→ WHAT THE EXERCISE ASKS: For each line of the listing that includes the word "language", show the whole line.

**** MATERIAL FOR THE TASK ****

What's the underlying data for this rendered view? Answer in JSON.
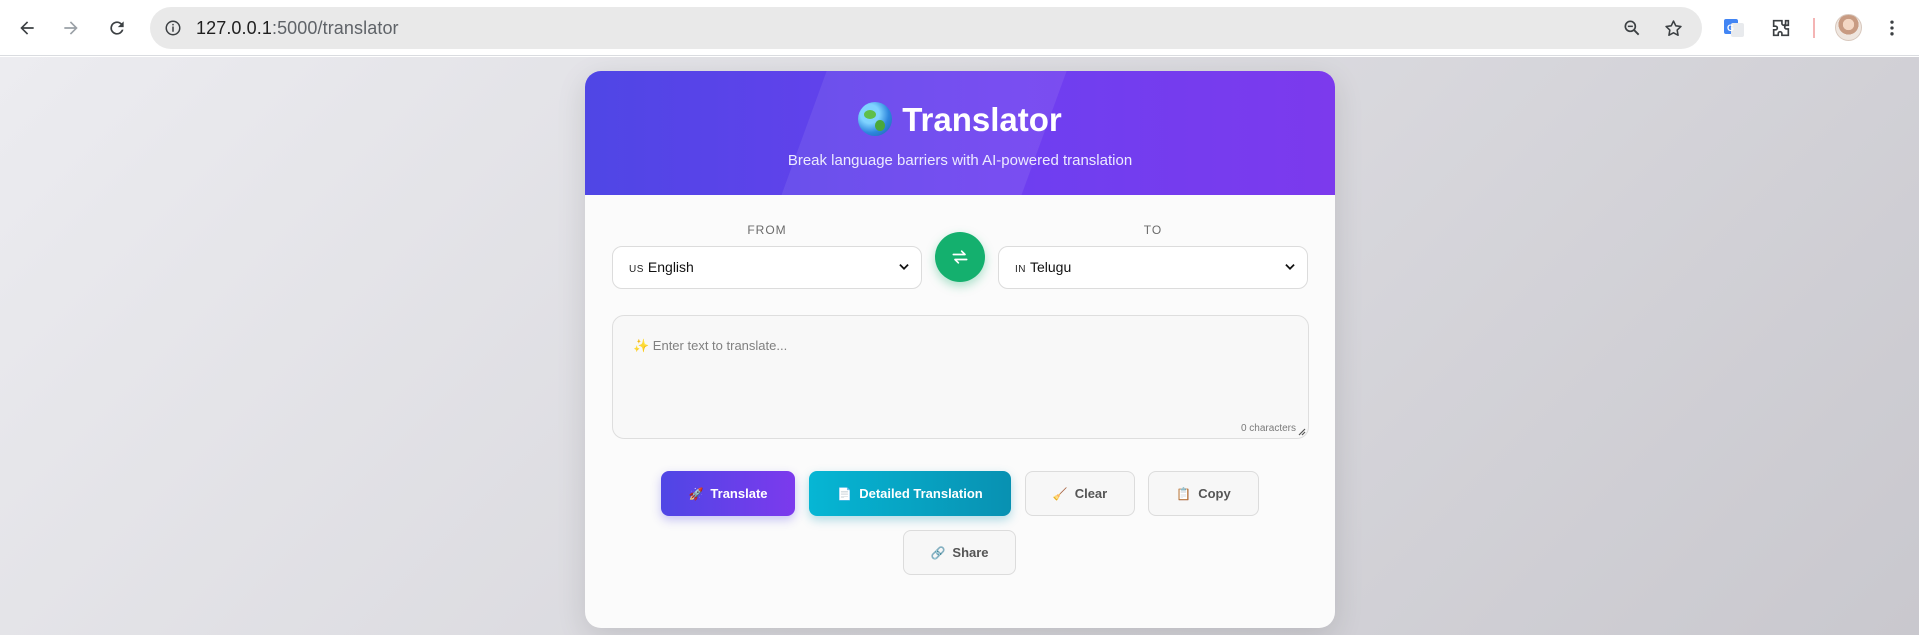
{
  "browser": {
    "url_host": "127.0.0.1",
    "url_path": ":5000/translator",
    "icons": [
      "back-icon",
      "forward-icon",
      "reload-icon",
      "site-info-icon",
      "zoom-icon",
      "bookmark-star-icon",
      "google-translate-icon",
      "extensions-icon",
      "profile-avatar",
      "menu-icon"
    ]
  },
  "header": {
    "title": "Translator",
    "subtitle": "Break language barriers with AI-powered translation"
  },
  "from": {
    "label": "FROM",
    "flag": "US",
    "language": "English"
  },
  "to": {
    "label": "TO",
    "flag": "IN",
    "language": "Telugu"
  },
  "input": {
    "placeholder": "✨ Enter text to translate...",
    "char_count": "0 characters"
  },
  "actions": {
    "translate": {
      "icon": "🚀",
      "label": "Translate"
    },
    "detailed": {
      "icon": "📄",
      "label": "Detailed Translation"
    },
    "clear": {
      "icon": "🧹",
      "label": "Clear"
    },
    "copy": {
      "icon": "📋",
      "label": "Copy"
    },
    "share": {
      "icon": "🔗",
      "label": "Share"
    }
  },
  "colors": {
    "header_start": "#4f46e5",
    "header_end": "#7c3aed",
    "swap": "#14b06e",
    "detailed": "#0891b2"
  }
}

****

→ YOUR SOLUTION:
    "subtitle": "Break language barriers with AI-powered translation"
    "language": "English"
    "language": "Telugu"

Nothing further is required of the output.